Set down again each entry exactly as it reads, pictures excluded.

(Dataset entries)
>>>>
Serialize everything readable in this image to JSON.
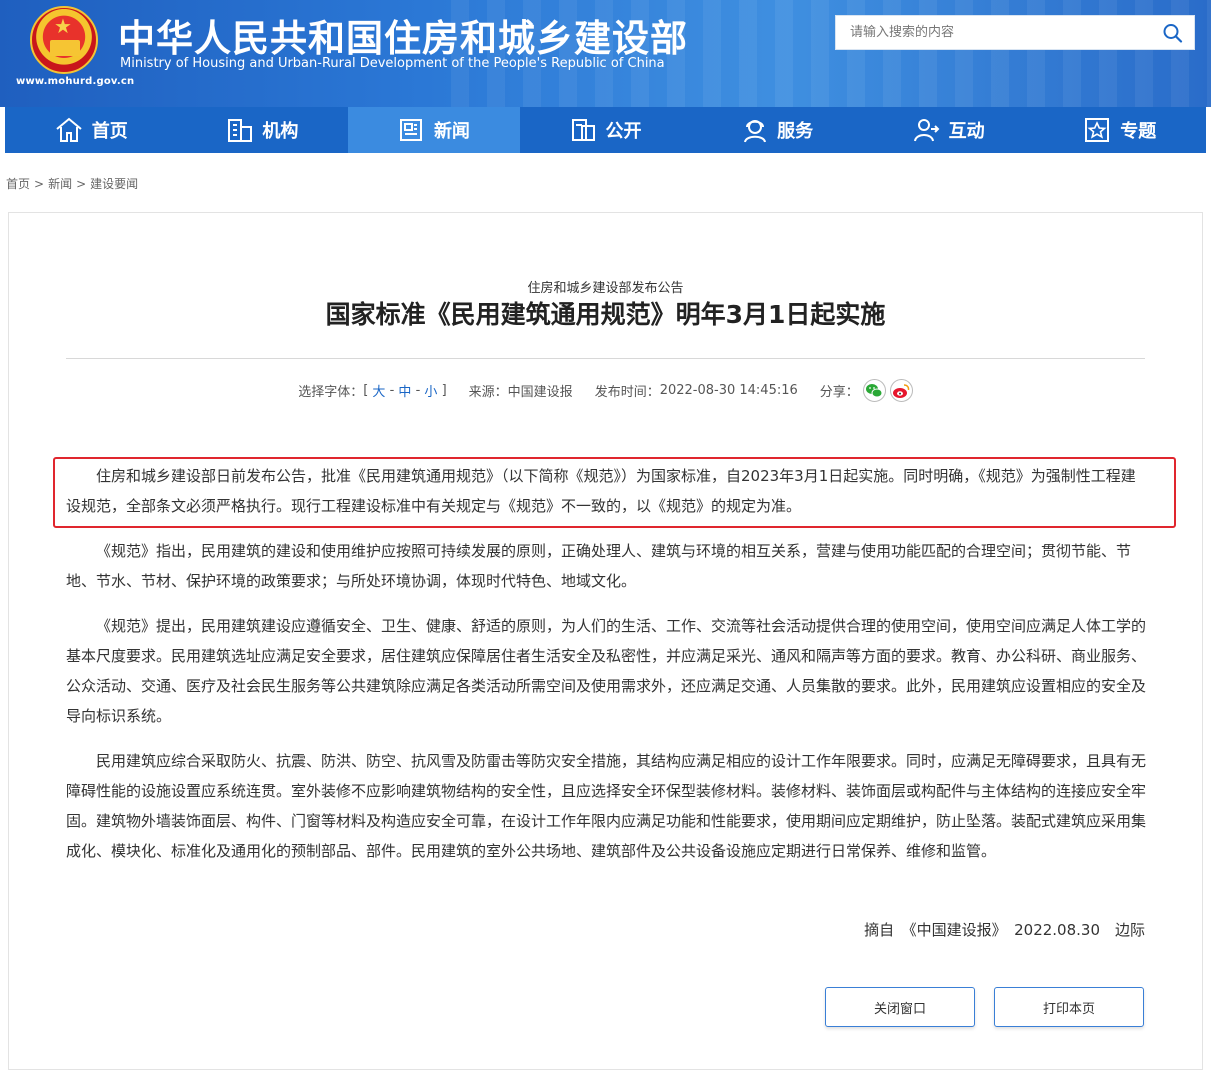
{
  "header": {
    "title": "中华人民共和国住房和城乡建设部",
    "subtitle": "Ministry of Housing and Urban-Rural Development of the People's Republic of China",
    "url": "www.mohurd.gov.cn",
    "search_placeholder": "请输入搜索的内容"
  },
  "nav": {
    "items": [
      {
        "label": "首页",
        "icon": "home-icon"
      },
      {
        "label": "机构",
        "icon": "building-icon"
      },
      {
        "label": "新闻",
        "icon": "news-icon",
        "active": true
      },
      {
        "label": "公开",
        "icon": "document-icon"
      },
      {
        "label": "服务",
        "icon": "service-icon"
      },
      {
        "label": "互动",
        "icon": "interact-icon"
      },
      {
        "label": "专题",
        "icon": "star-icon"
      }
    ]
  },
  "breadcrumb": [
    "首页",
    "新闻",
    "建设要闻"
  ],
  "breadcrumb_sep": ">",
  "article": {
    "pre_title": "住房和城乡建设部发布公告",
    "title": "国家标准《民用建筑通用规范》明年3月1日起实施",
    "meta": {
      "font_label": "选择字体：",
      "font_open": "[",
      "font_large": "大",
      "font_medium": "中",
      "font_small": "小",
      "font_dash": "-",
      "font_close": "]",
      "source_label": "来源：",
      "source": "中国建设报",
      "time_label": "发布时间：",
      "time": "2022-08-30 14:45:16",
      "share_label": "分享："
    },
    "paragraphs": [
      "住房和城乡建设部日前发布公告，批准《民用建筑通用规范》（以下简称《规范》）为国家标准，自2023年3月1日起实施。同时明确，《规范》为强制性工程建设规范，全部条文必须严格执行。现行工程建设标准中有关规定与《规范》不一致的，以《规范》的规定为准。",
      "《规范》指出，民用建筑的建设和使用维护应按照可持续发展的原则，正确处理人、建筑与环境的相互关系，营建与使用功能匹配的合理空间；贯彻节能、节地、节水、节材、保护环境的政策要求；与所处环境协调，体现时代特色、地域文化。",
      "《规范》提出，民用建筑建设应遵循安全、卫生、健康、舒适的原则，为人们的生活、工作、交流等社会活动提供合理的使用空间，使用空间应满足人体工学的基本尺度要求。民用建筑选址应满足安全要求，居住建筑应保障居住者生活安全及私密性，并应满足采光、通风和隔声等方面的要求。教育、办公科研、商业服务、公众活动、交通、医疗及社会民生服务等公共建筑除应满足各类活动所需空间及使用需求外，还应满足交通、人员集散的要求。此外，民用建筑应设置相应的安全及导向标识系统。",
      "民用建筑应综合采取防火、抗震、防洪、防空、抗风雪及防雷击等防灾安全措施，其结构应满足相应的设计工作年限要求。同时，应满足无障碍要求，且具有无障碍性能的设施设置应系统连贯。室外装修不应影响建筑物结构的安全性，且应选择安全环保型装修材料。装修材料、装饰面层或构配件与主体结构的连接应安全牢固。建筑物外墙装饰面层、构件、门窗等材料及构造应安全可靠，在设计工作年限内应满足功能和性能要求，使用期间应定期维护，防止坠落。装配式建筑应采用集成化、模块化、标准化及通用化的预制部品、部件。民用建筑的室外公共场地、建筑部件及公共设备设施应定期进行日常保养、维修和监管。"
    ],
    "signature": "摘自　《中国建设报》　2022.08.30　边际",
    "highlight_color": "#e0262e"
  },
  "buttons": {
    "close": "关闭窗口",
    "print": "打印本页"
  },
  "colors": {
    "nav": "#1a66c6",
    "nav_active": "#3b8be0",
    "link": "#1a66c6"
  }
}
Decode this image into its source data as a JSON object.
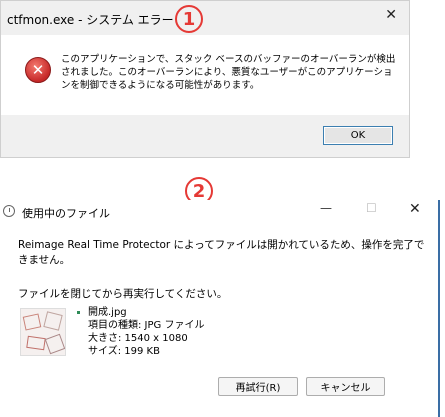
{
  "markers": {
    "one": "1",
    "two": "2"
  },
  "dialog1": {
    "title": "ctfmon.exe - システム エラー",
    "close_glyph": "✕",
    "error_glyph": "✕",
    "message": "このアプリケーションで、スタック ベースのバッファーのオーバーランが検出されました。このオーバーランにより、悪質なユーザーがこのアプリケーションを制御できるようになる可能性があります。",
    "ok_label": "OK"
  },
  "dialog2": {
    "title": "使用中のファイル",
    "min_glyph": "—",
    "max_glyph": "☐",
    "close_glyph": "✕",
    "message": "Reimage Real Time Protector によってファイルは開かれているため、操作を完了できません。",
    "instruction": "ファイルを閉じてから再実行してください。",
    "file": {
      "name": "開成.jpg",
      "type": "項目の種類: JPG ファイル",
      "dimensions": "大きさ: 1540 x 1080",
      "size": "サイズ: 199 KB"
    },
    "retry_label": "再試行(R)",
    "cancel_label": "キャンセル"
  }
}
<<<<
- **Completed exercise**
Serialize everything readable in this image to JSON.
{
  "header": {
    "title": "中华人民共和国住房和城乡建设部",
    "subtitle": "Ministry of Housing and Urban-Rural Development of the People's Republic of China",
    "url": "www.mohurd.gov.cn",
    "search_placeholder": "请输入搜索的内容"
  },
  "nav": {
    "items": [
      {
        "label": "首页",
        "icon": "home-icon"
      },
      {
        "label": "机构",
        "icon": "building-icon"
      },
      {
        "label": "新闻",
        "icon": "news-icon",
        "active": true
      },
      {
        "label": "公开",
        "icon": "document-icon"
      },
      {
        "label": "服务",
        "icon": "service-icon"
      },
      {
        "label": "互动",
        "icon": "interact-icon"
      },
      {
        "label": "专题",
        "icon": "star-icon"
      }
    ]
  },
  "breadcrumb": [
    "首页",
    "新闻",
    "建设要闻"
  ],
  "breadcrumb_sep": ">",
  "article": {
    "pre_title": "住房和城乡建设部发布公告",
    "title": "国家标准《民用建筑通用规范》明年3月1日起实施",
    "meta": {
      "font_label": "选择字体：",
      "font_open": "[",
      "font_large": "大",
      "font_medium": "中",
      "font_small": "小",
      "font_dash": "-",
      "font_close": "]",
      "source_label": "来源：",
      "source": "中国建设报",
      "time_label": "发布时间：",
      "time": "2022-08-30 14:45:16",
      "share_label": "分享："
    },
    "paragraphs": [
      "住房和城乡建设部日前发布公告，批准《民用建筑通用规范》（以下简称《规范》）为国家标准，自2023年3月1日起实施。同时明确，《规范》为强制性工程建设规范，全部条文必须严格执行。现行工程建设标准中有关规定与《规范》不一致的，以《规范》的规定为准。",
      "《规范》指出，民用建筑的建设和使用维护应按照可持续发展的原则，正确处理人、建筑与环境的相互关系，营建与使用功能匹配的合理空间；贯彻节能、节地、节水、节材、保护环境的政策要求；与所处环境协调，体现时代特色、地域文化。",
      "《规范》提出，民用建筑建设应遵循安全、卫生、健康、舒适的原则，为人们的生活、工作、交流等社会活动提供合理的使用空间，使用空间应满足人体工学的基本尺度要求。民用建筑选址应满足安全要求，居住建筑应保障居住者生活安全及私密性，并应满足采光、通风和隔声等方面的要求。教育、办公科研、商业服务、公众活动、交通、医疗及社会民生服务等公共建筑除应满足各类活动所需空间及使用需求外，还应满足交通、人员集散的要求。此外，民用建筑应设置相应的安全及导向标识系统。",
      "民用建筑应综合采取防火、抗震、防洪、防空、抗风雪及防雷击等防灾安全措施，其结构应满足相应的设计工作年限要求。同时，应满足无障碍要求，且具有无障碍性能的设施设置应系统连贯。室外装修不应影响建筑物结构的安全性，且应选择安全环保型装修材料。装修材料、装饰面层或构配件与主体结构的连接应安全牢固。建筑物外墙装饰面层、构件、门窗等材料及构造应安全可靠，在设计工作年限内应满足功能和性能要求，使用期间应定期维护，防止坠落。装配式建筑应采用集成化、模块化、标准化及通用化的预制部品、部件。民用建筑的室外公共场地、建筑部件及公共设备设施应定期进行日常保养、维修和监管。"
    ],
    "signature": "摘自　《中国建设报》　2022.08.30　边际",
    "highlight_color": "#e0262e"
  },
  "buttons": {
    "close": "关闭窗口",
    "print": "打印本页"
  },
  "colors": {
    "nav": "#1a66c6",
    "nav_active": "#3b8be0",
    "link": "#1a66c6"
  }
}
Decode this image into its source data as a JSON object.
{
  "markers": {
    "one": "1",
    "two": "2"
  },
  "dialog1": {
    "title": "ctfmon.exe - システム エラー",
    "close_glyph": "✕",
    "error_glyph": "✕",
    "message": "このアプリケーションで、スタック ベースのバッファーのオーバーランが検出されました。このオーバーランにより、悪質なユーザーがこのアプリケーションを制御できるようになる可能性があります。",
    "ok_label": "OK"
  },
  "dialog2": {
    "title": "使用中のファイル",
    "min_glyph": "—",
    "max_glyph": "☐",
    "close_glyph": "✕",
    "message": "Reimage Real Time Protector によってファイルは開かれているため、操作を完了できません。",
    "instruction": "ファイルを閉じてから再実行してください。",
    "file": {
      "name": "開成.jpg",
      "type": "項目の種類: JPG ファイル",
      "dimensions": "大きさ: 1540 x 1080",
      "size": "サイズ: 199 KB"
    },
    "retry_label": "再試行(R)",
    "cancel_label": "キャンセル"
  }
}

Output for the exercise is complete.